Share Email Print

Proceedings Paper

Capillary sensors: a design concept for optrodes
Author(s): Bernhard H. Weigl; Otto S. Wolfbeis
Format Member Price Non-Member Price
PDF $17.00 $21.00

Paper Abstract

We describe the use of glass or plastic capillaries in optical chemical sensing. They possess several attractive features in that (a) they can act as a mechanical support for optically sensitive materials (coatings); (b), they represent an optical waveguide structure and enable various methods of optical interrogation; and (c) they can serve as a sample cavity of well-defined volume and are suitable for direct sampling, e.g. when drawing blood. The method of immobilization and the performance of such 'capillary sensors' is exemplified by a fast- responding carbon dioxide sensor chemistry. Its response times vary from 100 to 300 ms. Such capillary sensors have, in general, extremely short response times for three reasons, namely (a), because the two sensing layers passed by the light beam when penetrating the capillary can be made very thin; (b), equilibration of two thin layers is faster than that of a single layer of the same total thickness; and (c), the sample flow is laminar, resulting in a fast and homogeneous exchange of sample volume. We also give arrangements for optical readout devices and show that capillary sensors can overcome some of the problems of optrode membranes mounted in flow cells or on fiber tips.
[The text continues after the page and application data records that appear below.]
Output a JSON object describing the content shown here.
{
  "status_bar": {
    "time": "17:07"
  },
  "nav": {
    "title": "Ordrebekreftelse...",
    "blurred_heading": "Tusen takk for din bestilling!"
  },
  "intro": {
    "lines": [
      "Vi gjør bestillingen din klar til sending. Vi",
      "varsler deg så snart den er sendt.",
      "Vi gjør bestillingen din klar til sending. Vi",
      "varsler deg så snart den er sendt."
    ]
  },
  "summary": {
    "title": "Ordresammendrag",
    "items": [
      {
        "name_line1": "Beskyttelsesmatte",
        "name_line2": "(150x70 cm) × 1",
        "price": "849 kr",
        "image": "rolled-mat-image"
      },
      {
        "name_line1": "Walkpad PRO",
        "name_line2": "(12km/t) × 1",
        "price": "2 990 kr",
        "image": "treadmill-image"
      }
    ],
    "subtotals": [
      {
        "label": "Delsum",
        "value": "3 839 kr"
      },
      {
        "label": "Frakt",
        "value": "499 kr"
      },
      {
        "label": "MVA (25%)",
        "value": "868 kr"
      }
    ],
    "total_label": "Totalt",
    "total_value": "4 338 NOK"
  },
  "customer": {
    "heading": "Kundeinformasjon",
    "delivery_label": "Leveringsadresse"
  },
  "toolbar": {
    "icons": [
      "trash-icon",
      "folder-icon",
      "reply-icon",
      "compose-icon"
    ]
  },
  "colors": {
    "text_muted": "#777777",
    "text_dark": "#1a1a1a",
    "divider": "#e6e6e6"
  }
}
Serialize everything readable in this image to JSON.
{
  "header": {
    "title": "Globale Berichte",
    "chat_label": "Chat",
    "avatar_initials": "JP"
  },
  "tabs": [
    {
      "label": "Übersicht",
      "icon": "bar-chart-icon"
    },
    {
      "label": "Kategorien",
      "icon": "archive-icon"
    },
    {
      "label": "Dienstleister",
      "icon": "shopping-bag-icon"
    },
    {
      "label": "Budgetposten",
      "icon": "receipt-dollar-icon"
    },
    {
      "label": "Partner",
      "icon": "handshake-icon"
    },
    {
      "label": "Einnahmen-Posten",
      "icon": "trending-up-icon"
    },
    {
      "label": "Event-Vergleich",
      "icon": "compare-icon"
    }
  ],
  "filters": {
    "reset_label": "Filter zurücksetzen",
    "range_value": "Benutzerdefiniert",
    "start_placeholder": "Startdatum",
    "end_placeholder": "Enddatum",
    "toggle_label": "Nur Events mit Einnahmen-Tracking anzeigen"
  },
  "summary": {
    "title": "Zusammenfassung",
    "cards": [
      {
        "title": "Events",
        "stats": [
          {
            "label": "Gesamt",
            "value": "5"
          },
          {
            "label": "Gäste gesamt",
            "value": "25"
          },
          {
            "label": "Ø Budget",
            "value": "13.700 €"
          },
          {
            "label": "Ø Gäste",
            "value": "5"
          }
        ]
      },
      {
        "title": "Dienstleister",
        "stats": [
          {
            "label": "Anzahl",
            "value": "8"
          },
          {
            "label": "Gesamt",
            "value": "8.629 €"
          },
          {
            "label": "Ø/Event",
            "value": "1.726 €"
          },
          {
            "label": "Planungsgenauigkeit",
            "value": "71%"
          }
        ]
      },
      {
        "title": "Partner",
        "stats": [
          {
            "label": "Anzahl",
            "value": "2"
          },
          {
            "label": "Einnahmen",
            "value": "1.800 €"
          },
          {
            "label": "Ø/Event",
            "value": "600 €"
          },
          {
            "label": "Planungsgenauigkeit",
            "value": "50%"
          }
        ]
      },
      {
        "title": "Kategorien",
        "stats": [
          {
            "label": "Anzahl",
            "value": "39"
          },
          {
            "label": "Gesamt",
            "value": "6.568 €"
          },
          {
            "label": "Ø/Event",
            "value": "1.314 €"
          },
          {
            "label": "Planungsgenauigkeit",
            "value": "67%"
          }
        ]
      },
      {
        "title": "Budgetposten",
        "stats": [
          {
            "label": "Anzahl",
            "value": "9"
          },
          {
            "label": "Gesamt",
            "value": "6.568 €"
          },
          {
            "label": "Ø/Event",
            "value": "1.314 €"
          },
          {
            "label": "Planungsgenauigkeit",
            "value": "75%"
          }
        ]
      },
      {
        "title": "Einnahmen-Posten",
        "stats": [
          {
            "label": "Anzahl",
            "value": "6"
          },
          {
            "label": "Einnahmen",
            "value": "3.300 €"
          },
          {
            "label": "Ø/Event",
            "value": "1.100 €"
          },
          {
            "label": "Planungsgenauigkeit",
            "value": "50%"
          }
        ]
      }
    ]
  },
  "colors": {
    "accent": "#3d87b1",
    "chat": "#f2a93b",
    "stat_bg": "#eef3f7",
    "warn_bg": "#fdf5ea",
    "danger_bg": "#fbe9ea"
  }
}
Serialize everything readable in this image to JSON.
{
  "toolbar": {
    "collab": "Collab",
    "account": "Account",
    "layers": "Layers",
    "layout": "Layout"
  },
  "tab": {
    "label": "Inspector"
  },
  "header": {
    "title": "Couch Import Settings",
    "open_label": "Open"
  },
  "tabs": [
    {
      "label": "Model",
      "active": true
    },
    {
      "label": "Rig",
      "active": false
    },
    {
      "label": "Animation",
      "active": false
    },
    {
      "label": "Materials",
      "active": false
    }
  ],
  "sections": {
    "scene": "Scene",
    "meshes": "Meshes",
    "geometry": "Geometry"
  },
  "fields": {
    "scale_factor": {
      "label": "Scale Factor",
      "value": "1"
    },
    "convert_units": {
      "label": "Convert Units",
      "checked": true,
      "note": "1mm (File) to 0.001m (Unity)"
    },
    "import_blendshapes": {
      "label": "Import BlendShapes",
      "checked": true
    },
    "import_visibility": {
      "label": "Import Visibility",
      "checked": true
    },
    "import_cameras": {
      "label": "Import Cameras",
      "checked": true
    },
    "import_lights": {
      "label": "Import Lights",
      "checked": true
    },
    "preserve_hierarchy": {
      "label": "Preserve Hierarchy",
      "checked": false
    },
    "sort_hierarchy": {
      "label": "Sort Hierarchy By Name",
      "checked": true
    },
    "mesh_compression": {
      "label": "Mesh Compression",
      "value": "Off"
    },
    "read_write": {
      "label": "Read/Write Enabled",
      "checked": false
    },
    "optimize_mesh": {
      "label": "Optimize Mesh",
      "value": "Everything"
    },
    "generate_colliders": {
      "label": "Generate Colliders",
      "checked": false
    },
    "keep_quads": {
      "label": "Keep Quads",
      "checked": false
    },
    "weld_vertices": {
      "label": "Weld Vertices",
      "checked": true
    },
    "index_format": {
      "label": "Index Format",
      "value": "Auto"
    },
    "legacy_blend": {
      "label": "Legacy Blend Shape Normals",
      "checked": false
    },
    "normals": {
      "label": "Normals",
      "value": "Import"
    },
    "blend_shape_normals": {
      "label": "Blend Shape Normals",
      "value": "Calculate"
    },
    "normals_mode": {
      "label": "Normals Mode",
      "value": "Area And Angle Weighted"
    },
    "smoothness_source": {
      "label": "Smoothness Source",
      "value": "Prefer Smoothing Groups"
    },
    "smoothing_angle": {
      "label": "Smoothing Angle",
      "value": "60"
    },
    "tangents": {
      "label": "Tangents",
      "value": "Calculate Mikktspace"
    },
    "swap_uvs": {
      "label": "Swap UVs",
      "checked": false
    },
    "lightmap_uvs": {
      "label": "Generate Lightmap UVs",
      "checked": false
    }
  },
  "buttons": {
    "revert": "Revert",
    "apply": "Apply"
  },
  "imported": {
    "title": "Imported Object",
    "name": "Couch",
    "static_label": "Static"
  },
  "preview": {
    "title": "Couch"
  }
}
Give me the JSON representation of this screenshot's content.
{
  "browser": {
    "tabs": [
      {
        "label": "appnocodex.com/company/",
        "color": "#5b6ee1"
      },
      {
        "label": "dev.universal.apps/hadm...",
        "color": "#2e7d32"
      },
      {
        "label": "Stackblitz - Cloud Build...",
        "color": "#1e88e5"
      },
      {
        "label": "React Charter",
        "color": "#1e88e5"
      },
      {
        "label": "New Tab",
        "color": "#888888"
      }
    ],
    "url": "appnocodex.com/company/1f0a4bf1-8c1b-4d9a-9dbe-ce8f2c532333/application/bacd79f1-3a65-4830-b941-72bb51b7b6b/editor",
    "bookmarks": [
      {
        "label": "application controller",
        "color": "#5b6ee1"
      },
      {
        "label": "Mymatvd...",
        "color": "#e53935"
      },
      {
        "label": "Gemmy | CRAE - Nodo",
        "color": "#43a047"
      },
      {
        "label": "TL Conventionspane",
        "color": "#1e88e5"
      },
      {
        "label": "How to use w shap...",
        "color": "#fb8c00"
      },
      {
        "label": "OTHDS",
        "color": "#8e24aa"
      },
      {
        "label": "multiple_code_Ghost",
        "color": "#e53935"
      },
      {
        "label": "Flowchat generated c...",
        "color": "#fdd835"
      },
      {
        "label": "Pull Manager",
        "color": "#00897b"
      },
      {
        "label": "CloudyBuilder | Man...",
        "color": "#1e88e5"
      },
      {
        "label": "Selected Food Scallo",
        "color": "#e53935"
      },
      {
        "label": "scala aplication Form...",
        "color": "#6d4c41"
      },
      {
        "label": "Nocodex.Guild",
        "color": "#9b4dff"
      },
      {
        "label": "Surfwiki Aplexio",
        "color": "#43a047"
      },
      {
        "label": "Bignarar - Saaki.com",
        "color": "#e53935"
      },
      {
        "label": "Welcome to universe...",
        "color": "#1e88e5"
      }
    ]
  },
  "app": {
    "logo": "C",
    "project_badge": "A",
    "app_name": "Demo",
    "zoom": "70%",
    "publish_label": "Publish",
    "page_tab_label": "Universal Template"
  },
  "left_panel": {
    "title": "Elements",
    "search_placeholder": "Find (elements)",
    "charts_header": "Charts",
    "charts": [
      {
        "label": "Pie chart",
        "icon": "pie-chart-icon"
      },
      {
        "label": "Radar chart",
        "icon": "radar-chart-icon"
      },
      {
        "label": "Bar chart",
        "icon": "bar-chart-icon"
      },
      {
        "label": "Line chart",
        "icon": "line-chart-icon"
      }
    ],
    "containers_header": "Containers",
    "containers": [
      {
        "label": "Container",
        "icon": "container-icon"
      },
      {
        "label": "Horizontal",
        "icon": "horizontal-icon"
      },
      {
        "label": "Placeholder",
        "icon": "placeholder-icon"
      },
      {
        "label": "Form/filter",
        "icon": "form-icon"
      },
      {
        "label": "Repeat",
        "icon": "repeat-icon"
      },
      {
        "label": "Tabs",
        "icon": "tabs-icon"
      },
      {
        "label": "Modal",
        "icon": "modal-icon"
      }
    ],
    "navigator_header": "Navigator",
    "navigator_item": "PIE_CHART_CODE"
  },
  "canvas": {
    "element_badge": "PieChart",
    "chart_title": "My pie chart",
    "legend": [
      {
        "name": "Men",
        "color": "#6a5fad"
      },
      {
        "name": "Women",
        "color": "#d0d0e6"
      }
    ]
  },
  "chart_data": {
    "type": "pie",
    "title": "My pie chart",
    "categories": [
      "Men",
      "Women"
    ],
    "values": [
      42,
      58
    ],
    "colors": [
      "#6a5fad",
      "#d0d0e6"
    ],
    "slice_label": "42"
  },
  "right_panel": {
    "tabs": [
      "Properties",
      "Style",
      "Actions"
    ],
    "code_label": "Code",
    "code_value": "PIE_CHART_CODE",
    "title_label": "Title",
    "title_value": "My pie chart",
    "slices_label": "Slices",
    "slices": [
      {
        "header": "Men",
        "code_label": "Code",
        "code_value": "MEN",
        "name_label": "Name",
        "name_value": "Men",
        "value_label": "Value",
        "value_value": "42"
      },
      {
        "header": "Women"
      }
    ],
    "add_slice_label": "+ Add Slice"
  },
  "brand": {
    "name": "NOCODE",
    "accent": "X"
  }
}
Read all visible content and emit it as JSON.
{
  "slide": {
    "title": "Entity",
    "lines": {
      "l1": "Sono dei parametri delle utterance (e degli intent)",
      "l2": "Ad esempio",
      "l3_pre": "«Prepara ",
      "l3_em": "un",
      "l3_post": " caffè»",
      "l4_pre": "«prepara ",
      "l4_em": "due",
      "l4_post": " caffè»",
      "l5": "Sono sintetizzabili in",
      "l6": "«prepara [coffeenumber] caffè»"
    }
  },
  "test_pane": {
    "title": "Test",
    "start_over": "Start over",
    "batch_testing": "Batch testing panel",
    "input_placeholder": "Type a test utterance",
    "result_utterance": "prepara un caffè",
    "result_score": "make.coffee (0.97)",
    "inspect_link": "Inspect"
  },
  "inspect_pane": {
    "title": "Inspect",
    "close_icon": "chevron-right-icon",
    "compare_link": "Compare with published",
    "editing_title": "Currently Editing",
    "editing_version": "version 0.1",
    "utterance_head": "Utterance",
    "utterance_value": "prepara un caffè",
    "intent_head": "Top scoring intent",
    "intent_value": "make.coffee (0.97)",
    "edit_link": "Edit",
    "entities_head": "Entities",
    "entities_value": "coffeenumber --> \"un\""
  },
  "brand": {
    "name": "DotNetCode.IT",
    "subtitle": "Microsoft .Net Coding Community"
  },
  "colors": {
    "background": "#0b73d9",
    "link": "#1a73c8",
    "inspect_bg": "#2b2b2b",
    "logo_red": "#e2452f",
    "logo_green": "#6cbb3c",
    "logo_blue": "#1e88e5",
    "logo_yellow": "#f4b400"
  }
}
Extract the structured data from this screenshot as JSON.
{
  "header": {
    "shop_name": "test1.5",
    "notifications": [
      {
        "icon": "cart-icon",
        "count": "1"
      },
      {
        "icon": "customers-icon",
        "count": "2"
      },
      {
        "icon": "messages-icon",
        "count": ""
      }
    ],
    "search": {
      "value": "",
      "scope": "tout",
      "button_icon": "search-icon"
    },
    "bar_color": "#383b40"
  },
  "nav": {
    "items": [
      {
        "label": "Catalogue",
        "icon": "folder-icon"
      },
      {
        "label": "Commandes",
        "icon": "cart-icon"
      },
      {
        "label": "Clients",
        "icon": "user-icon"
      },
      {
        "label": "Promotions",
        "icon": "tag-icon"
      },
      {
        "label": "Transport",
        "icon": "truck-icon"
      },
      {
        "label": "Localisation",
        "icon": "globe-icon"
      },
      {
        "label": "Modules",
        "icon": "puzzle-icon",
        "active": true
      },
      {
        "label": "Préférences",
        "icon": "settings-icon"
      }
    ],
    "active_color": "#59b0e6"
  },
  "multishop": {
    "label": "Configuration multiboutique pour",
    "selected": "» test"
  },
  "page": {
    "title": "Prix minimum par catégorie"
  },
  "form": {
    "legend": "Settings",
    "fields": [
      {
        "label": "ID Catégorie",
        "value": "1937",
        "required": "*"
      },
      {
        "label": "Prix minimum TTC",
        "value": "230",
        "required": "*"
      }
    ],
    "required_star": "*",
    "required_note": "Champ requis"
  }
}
Paper Details

Date Published: 21 October 1994
PDF: 10 pages
Proc. SPIE 2293, Chemical, Biochemical, and Environmental Fiber Sensors VI, (21 October 1994); doi: 10.1117/12.190976
Show Author Affiliations
Bernhard H. Weigl, Karl-Franzens-Univ. Graz (Austria) and Univ. of Southampton (United Kingdom)
Otto S. Wolfbeis, Karl-Franzens-Univ. Graz (Austria)

Published in SPIE Proceedings Vol. 2293:
Chemical, Biochemical, and Environmental Fiber Sensors VI
Robert A. Lieberman, Editor(s)

© SPIE. Terms of Use
Back to Top
Sign in to read the full article
Create a free SPIE account to get access to
premium articles and original research
Forgot your username?